No, in the end, I have to be honest with myself. These days, my dream doesn't involve bedbugs and jackals, but a five-star hotel in Rome. That's why I have decided instead to enter the Times' next contest: "Win a Trip With Tom Friedman."
Tom writes: "The world, as you know, is flat. If you're not afraid to fall off the edge, if you dream of running up travel expenses that would finance Hannibal's army, if you fantasize about meeting presidents and prime ministers and reminding them that the world is flat, if you can go to Davos and Aspen and Bilderberg and still get it up for the Bohemian Grove, then you may be the right person to accompany me on a unique 'World Is Flat World Tour.' We will be staying in the best hotels and interviewing world leaders day and night. You may find yourself discoursing in Arabic about the flatness of the world with a group of Saudi princes, or even asking the Pope himself, 'Do you agree with Tom Friedman that the world is flat?' All it takes to apply is a 700-word essay on 'Why the World is Flat.' " Tom himself will choose the winner, and they'll immediately be off to St. Petersburg, where you will get to operate the PowerPoint for Tom's presentation titled: "Flatter Will Get You Nowhere: The Limits of World Flatness."
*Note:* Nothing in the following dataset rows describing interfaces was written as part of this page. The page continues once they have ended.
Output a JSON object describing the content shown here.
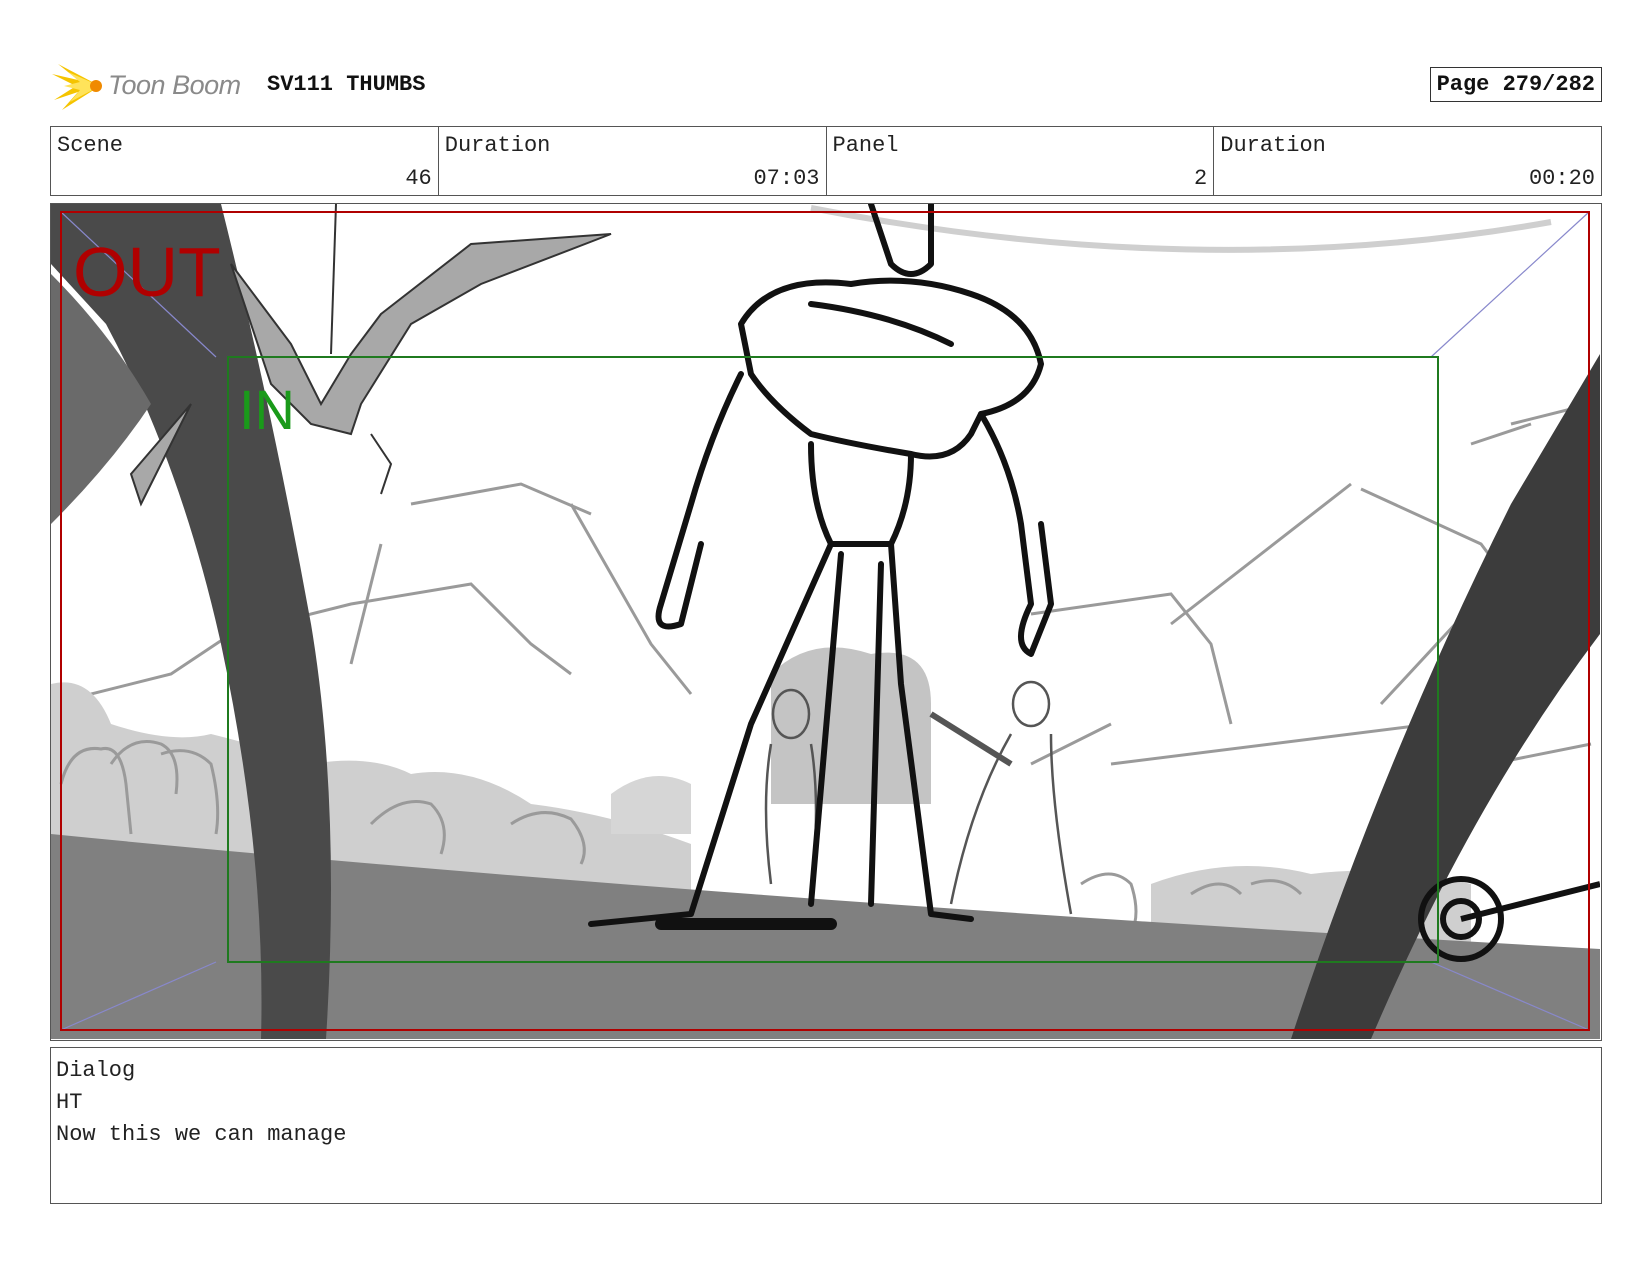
{
  "header": {
    "logo_text": "Toon Boom",
    "title": "SV111 THUMBS",
    "page_label": "Page 279/282"
  },
  "info": {
    "scene": {
      "label": "Scene",
      "value": "46"
    },
    "duration": {
      "label": "Duration",
      "value": "07:03"
    },
    "panel": {
      "label": "Panel",
      "value": "2"
    },
    "panel_duration": {
      "label": "Duration",
      "value": "00:20"
    }
  },
  "frame": {
    "out_label": "OUT",
    "in_label": "IN",
    "out_color": "#b00000",
    "in_color": "#1a9a1a"
  },
  "dialog": {
    "label": "Dialog",
    "speaker": "HT",
    "line": "Now this we can manage"
  },
  "colors": {
    "logo_flame": "#f5c400",
    "border": "#555555"
  }
}
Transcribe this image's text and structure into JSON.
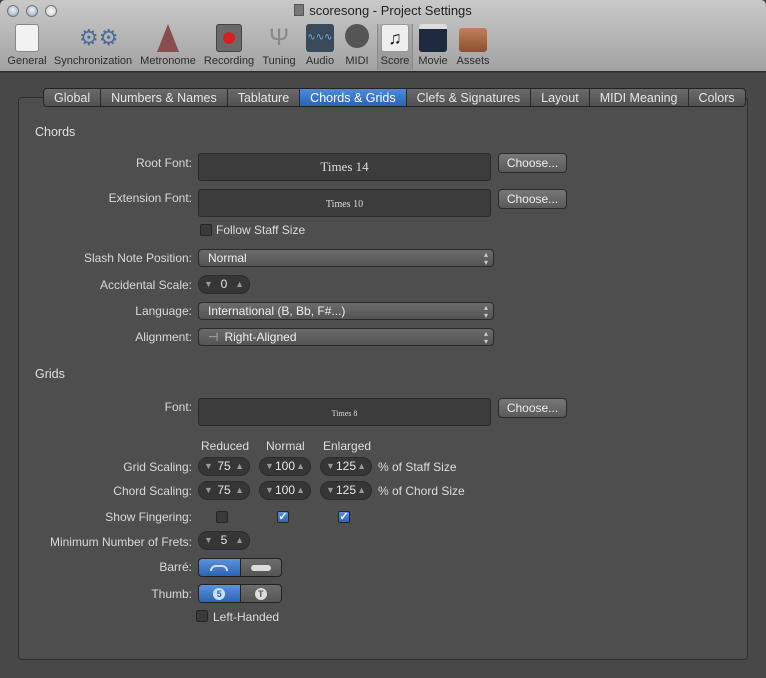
{
  "window": {
    "title": "scoresong - Project Settings"
  },
  "toolbar": [
    {
      "label": "General"
    },
    {
      "label": "Synchronization"
    },
    {
      "label": "Metronome"
    },
    {
      "label": "Recording"
    },
    {
      "label": "Tuning"
    },
    {
      "label": "Audio"
    },
    {
      "label": "MIDI"
    },
    {
      "label": "Score",
      "selected": true
    },
    {
      "label": "Movie"
    },
    {
      "label": "Assets"
    }
  ],
  "tabs": [
    {
      "label": "Global"
    },
    {
      "label": "Numbers & Names"
    },
    {
      "label": "Tablature"
    },
    {
      "label": "Chords & Grids",
      "active": true
    },
    {
      "label": "Clefs & Signatures"
    },
    {
      "label": "Layout"
    },
    {
      "label": "MIDI Meaning"
    },
    {
      "label": "Colors"
    }
  ],
  "chords": {
    "heading": "Chords",
    "root_font_label": "Root Font:",
    "root_font": "Times 14",
    "extension_font_label": "Extension Font:",
    "extension_font": "Times 10",
    "choose": "Choose...",
    "follow_staff_size": "Follow Staff Size",
    "follow_staff_size_checked": false,
    "slash_label": "Slash Note Position:",
    "slash_value": "Normal",
    "accidental_label": "Accidental Scale:",
    "accidental_value": "0",
    "language_label": "Language:",
    "language_value": "International (B, Bb, F#...)",
    "alignment_label": "Alignment:",
    "alignment_icon": "⊣",
    "alignment_value": "Right-Aligned"
  },
  "grids": {
    "heading": "Grids",
    "font_label": "Font:",
    "font_value": "Times 8",
    "choose": "Choose...",
    "col_reduced": "Reduced",
    "col_normal": "Normal",
    "col_enlarged": "Enlarged",
    "grid_scaling_label": "Grid Scaling:",
    "grid_scaling": [
      "75",
      "100",
      "125"
    ],
    "grid_scaling_unit": "% of Staff Size",
    "chord_scaling_label": "Chord Scaling:",
    "chord_scaling": [
      "75",
      "100",
      "125"
    ],
    "chord_scaling_unit": "% of Chord Size",
    "fingering_label": "Show Fingering:",
    "fingering": [
      false,
      true,
      true
    ],
    "min_frets_label": "Minimum Number of Frets:",
    "min_frets": "5",
    "barre_label": "Barré:",
    "barre_selected": 0,
    "thumb_label": "Thumb:",
    "thumb_options": [
      "5",
      "T"
    ],
    "thumb_selected": 0,
    "left_handed": "Left-Handed",
    "left_handed_checked": false
  }
}
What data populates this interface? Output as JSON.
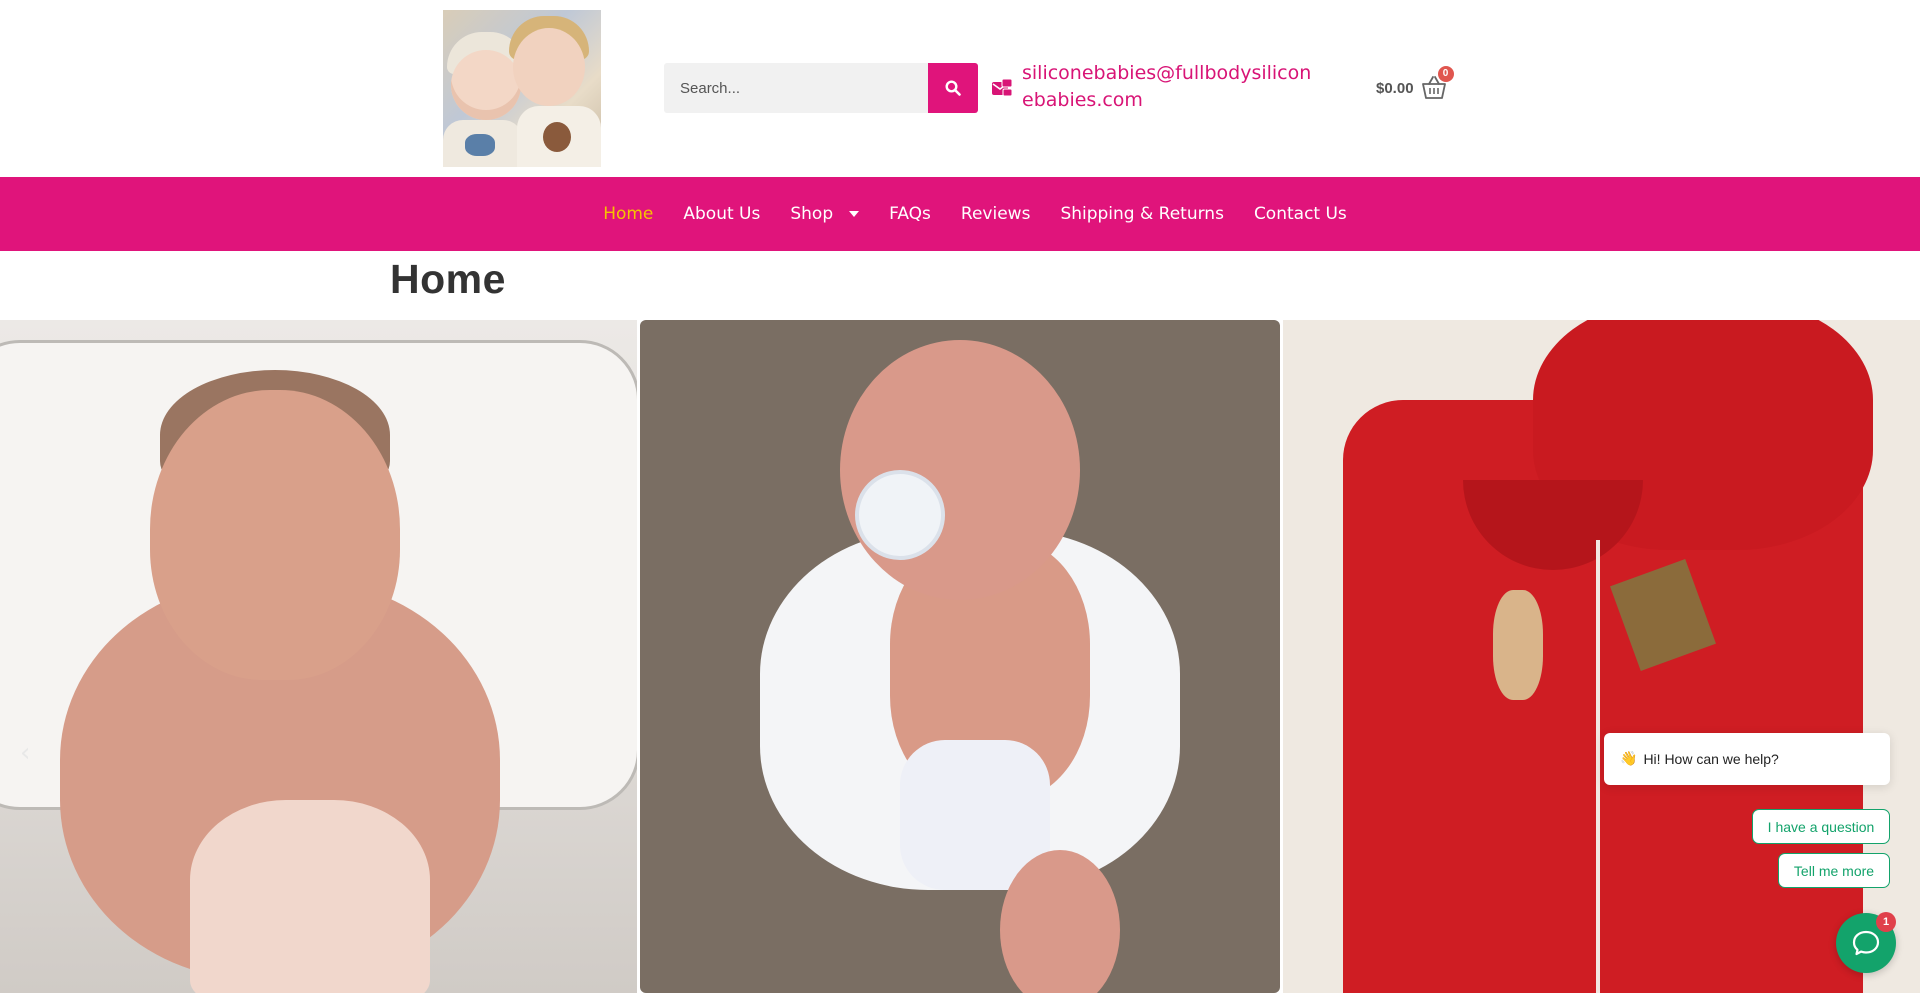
{
  "header": {
    "logo_alt": "Full body silicone babies",
    "search": {
      "placeholder": "Search...",
      "value": ""
    },
    "contact_email": "siliconebabies@fullbodysiliconebabies.com",
    "cart": {
      "total": "$0.00",
      "count": "0"
    }
  },
  "nav": {
    "items": [
      {
        "label": "Home",
        "active": true
      },
      {
        "label": "About Us"
      },
      {
        "label": "Shop",
        "has_dropdown": true
      },
      {
        "label": "FAQs"
      },
      {
        "label": "Reviews"
      },
      {
        "label": "Shipping & Returns"
      },
      {
        "label": "Contact Us"
      }
    ]
  },
  "page": {
    "title": "Home"
  },
  "gallery": {
    "prev_arrow": "‹"
  },
  "chat": {
    "greeting_emoji": "👋",
    "greeting": "Hi! How can we help?",
    "options": [
      "I have a question",
      "Tell me more"
    ],
    "unread_count": "1"
  },
  "colors": {
    "brand": "#e0147b",
    "nav_active": "#f5c400",
    "chat_green": "#13a36b",
    "badge_red": "#e0564f"
  },
  "icons": {
    "search": "search-icon",
    "contact": "envelope-icon",
    "cart": "cart-icon",
    "chat": "chat-icon"
  }
}
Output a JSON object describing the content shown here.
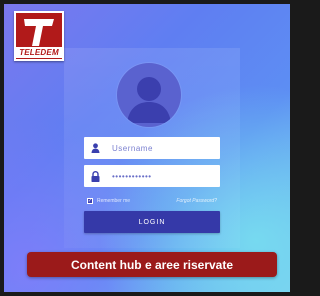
{
  "logo": {
    "brand": "TELEDEM",
    "mark": "T"
  },
  "login_form": {
    "username_placeholder": "Username",
    "password_value": "••••••••••••",
    "remember_label": "Remember me",
    "forgot_label": "Forgot Password?",
    "login_label": "LOGIN"
  },
  "banner": {
    "label": "Content hub e aree riservate"
  },
  "colors": {
    "brand_red": "#9b1a1a",
    "button_blue": "#3539a8",
    "icon_blue": "#3a3fae"
  }
}
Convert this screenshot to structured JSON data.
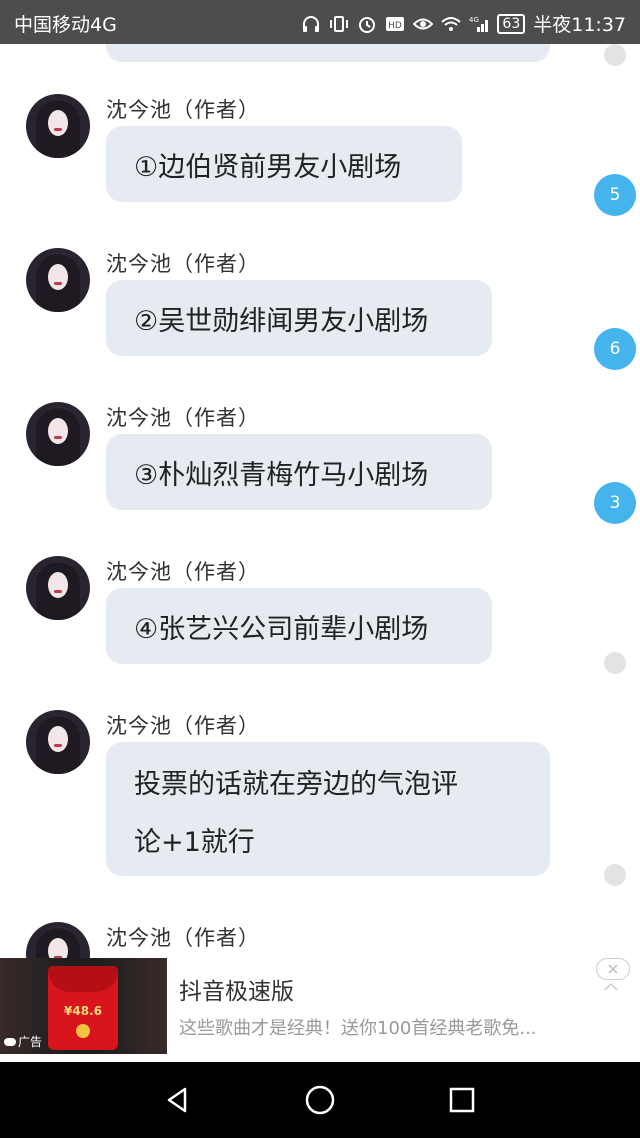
{
  "status_bar": {
    "carrier": "中国移动4G",
    "battery": "63",
    "time": "半夜11:37",
    "network": "4G"
  },
  "messages": [
    {
      "name": "沈今池（作者）",
      "text": "①边伯贤前男友小剧场",
      "comment_count": "5"
    },
    {
      "name": "沈今池（作者）",
      "text": "②吴世勋绯闻男友小剧场",
      "comment_count": "6"
    },
    {
      "name": "沈今池（作者）",
      "text": "③朴灿烈青梅竹马小剧场",
      "comment_count": "3"
    },
    {
      "name": "沈今池（作者）",
      "text": "④张艺兴公司前辈小剧场",
      "comment_count": ""
    },
    {
      "name": "沈今池（作者）",
      "text_line1": "投票的话就在旁边的气泡评",
      "text_line2": "论+1就行",
      "comment_count": ""
    },
    {
      "name": "沈今池（作者）"
    }
  ],
  "ad": {
    "label": "广告",
    "title": "抖音极速版",
    "description": "这些歌曲才是经典！送你100首经典老歌免...",
    "thumb_amount": "¥48.6",
    "close_icon": "close-icon"
  },
  "nav": {
    "back": "back-triangle-icon",
    "home": "home-circle-icon",
    "recents": "recents-square-icon"
  },
  "colors": {
    "bubble": "#e6eaf1",
    "count_badge": "#45b4ec",
    "empty_dot": "#e3e3e3",
    "status_bar": "#4d4d4d"
  }
}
Or maybe I should wait and Win a Trip With Maureen Dowd. Maureen writes: "Are you girl enough to come shopping with me and my best friend, Jill? Can you dis the defense department and find the shoe department at the same time?"
The Washington Post has chosen, so far, not to subject its columnists to this kind of embarrassment. But how long can it hold out? I'm psyched for "Win a Trip With George Will." Finally admitting his uncanny resemblance to Mr. Peabody, the scholarly time-traveling dog on the Rocky and Bullwinkle cartoon show, George takes a lucky companion back to the 18th century, where they will explain the original meaning of the Declaration of Independence to its signers.
Join David Broder in a tour of Midwestern capitals. You'll interview more lieutenant governors than there are stars on the flag. Or take seething lessons from Charles Krauthammer. Or write an essay on, "Why I have no interest in a trip with Robert Novak." Novak writes: "I'm looking for people who want to travel with me as little as I want to travel with them." The lucky winner won't have to.